Top of Given records

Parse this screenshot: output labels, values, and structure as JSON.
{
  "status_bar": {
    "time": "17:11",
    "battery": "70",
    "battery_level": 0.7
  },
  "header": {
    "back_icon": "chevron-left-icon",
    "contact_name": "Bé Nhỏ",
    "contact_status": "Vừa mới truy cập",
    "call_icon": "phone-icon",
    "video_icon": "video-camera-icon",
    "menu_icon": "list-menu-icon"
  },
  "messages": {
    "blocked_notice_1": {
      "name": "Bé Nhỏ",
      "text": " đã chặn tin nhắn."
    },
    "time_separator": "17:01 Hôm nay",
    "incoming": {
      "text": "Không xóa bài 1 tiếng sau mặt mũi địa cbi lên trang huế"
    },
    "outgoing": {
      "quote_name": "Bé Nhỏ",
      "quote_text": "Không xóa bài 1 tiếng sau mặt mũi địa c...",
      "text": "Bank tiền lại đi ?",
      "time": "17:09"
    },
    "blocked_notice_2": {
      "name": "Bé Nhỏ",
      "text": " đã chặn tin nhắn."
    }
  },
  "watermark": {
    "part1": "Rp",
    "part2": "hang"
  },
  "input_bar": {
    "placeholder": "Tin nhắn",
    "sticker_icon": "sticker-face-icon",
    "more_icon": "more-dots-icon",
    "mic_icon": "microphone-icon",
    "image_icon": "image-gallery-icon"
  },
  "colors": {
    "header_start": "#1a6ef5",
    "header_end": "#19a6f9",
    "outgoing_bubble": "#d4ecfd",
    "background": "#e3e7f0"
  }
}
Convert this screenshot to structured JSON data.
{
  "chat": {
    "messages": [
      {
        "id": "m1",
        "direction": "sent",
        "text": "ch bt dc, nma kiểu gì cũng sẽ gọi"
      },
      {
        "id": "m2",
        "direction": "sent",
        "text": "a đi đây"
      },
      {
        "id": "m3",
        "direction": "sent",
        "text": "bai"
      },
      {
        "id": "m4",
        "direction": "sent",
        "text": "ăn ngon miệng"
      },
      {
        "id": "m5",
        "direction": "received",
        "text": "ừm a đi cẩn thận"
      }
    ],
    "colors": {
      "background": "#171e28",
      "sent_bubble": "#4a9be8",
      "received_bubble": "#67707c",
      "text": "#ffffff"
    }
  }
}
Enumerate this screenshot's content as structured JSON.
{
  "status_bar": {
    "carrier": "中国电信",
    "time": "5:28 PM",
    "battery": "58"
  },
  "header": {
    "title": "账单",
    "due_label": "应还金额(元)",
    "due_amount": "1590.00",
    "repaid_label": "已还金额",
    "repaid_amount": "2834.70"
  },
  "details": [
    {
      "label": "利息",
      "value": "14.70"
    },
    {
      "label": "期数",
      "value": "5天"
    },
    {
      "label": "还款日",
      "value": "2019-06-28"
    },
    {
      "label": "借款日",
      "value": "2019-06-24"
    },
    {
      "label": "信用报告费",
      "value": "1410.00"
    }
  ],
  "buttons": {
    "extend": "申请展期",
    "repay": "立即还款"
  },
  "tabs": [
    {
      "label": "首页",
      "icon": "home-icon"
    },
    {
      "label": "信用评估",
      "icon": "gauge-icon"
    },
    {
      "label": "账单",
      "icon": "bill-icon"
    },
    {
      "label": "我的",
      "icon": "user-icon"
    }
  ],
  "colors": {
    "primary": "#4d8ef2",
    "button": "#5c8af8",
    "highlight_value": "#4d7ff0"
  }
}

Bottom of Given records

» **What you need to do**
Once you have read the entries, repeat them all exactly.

» **Reply**
Parse this screenshot: output labels, values, and structure as JSON.
{
  "status_bar": {
    "time": "17:11",
    "battery": "70",
    "battery_level": 0.7
  },
  "header": {
    "back_icon": "chevron-left-icon",
    "contact_name": "Bé Nhỏ",
    "contact_status": "Vừa mới truy cập",
    "call_icon": "phone-icon",
    "video_icon": "video-camera-icon",
    "menu_icon": "list-menu-icon"
  },
  "messages": {
    "blocked_notice_1": {
      "name": "Bé Nhỏ",
      "text": " đã chặn tin nhắn."
    },
    "time_separator": "17:01 Hôm nay",
    "incoming": {
      "text": "Không xóa bài 1 tiếng sau mặt mũi địa cbi lên trang huế"
    },
    "outgoing": {
      "quote_name": "Bé Nhỏ",
      "quote_text": "Không xóa bài 1 tiếng sau mặt mũi địa c...",
      "text": "Bank tiền lại đi ?",
      "time": "17:09"
    },
    "blocked_notice_2": {
      "name": "Bé Nhỏ",
      "text": " đã chặn tin nhắn."
    }
  },
  "watermark": {
    "part1": "Rp",
    "part2": "hang"
  },
  "input_bar": {
    "placeholder": "Tin nhắn",
    "sticker_icon": "sticker-face-icon",
    "more_icon": "more-dots-icon",
    "mic_icon": "microphone-icon",
    "image_icon": "image-gallery-icon"
  },
  "colors": {
    "header_start": "#1a6ef5",
    "header_end": "#19a6f9",
    "outgoing_bubble": "#d4ecfd",
    "background": "#e3e7f0"
  }
}
Convert this screenshot to structured JSON data.
{
  "chat": {
    "messages": [
      {
        "id": "m1",
        "direction": "sent",
        "text": "ch bt dc, nma kiểu gì cũng sẽ gọi"
      },
      {
        "id": "m2",
        "direction": "sent",
        "text": "a đi đây"
      },
      {
        "id": "m3",
        "direction": "sent",
        "text": "bai"
      },
      {
        "id": "m4",
        "direction": "sent",
        "text": "ăn ngon miệng"
      },
      {
        "id": "m5",
        "direction": "received",
        "text": "ừm a đi cẩn thận"
      }
    ],
    "colors": {
      "background": "#171e28",
      "sent_bubble": "#4a9be8",
      "received_bubble": "#67707c",
      "text": "#ffffff"
    }
  }
}
Enumerate this screenshot's content as structured JSON.
{
  "status_bar": {
    "carrier": "中国电信",
    "time": "5:28 PM",
    "battery": "58"
  },
  "header": {
    "title": "账单",
    "due_label": "应还金额(元)",
    "due_amount": "1590.00",
    "repaid_label": "已还金额",
    "repaid_amount": "2834.70"
  },
  "details": [
    {
      "label": "利息",
      "value": "14.70"
    },
    {
      "label": "期数",
      "value": "5天"
    },
    {
      "label": "还款日",
      "value": "2019-06-28"
    },
    {
      "label": "借款日",
      "value": "2019-06-24"
    },
    {
      "label": "信用报告费",
      "value": "1410.00"
    }
  ],
  "buttons": {
    "extend": "申请展期",
    "repay": "立即还款"
  },
  "tabs": [
    {
      "label": "首页",
      "icon": "home-icon"
    },
    {
      "label": "信用评估",
      "icon": "gauge-icon"
    },
    {
      "label": "账单",
      "icon": "bill-icon"
    },
    {
      "label": "我的",
      "icon": "user-icon"
    }
  ],
  "colors": {
    "primary": "#4d8ef2",
    "button": "#5c8af8",
    "highlight_value": "#4d7ff0"
  }
}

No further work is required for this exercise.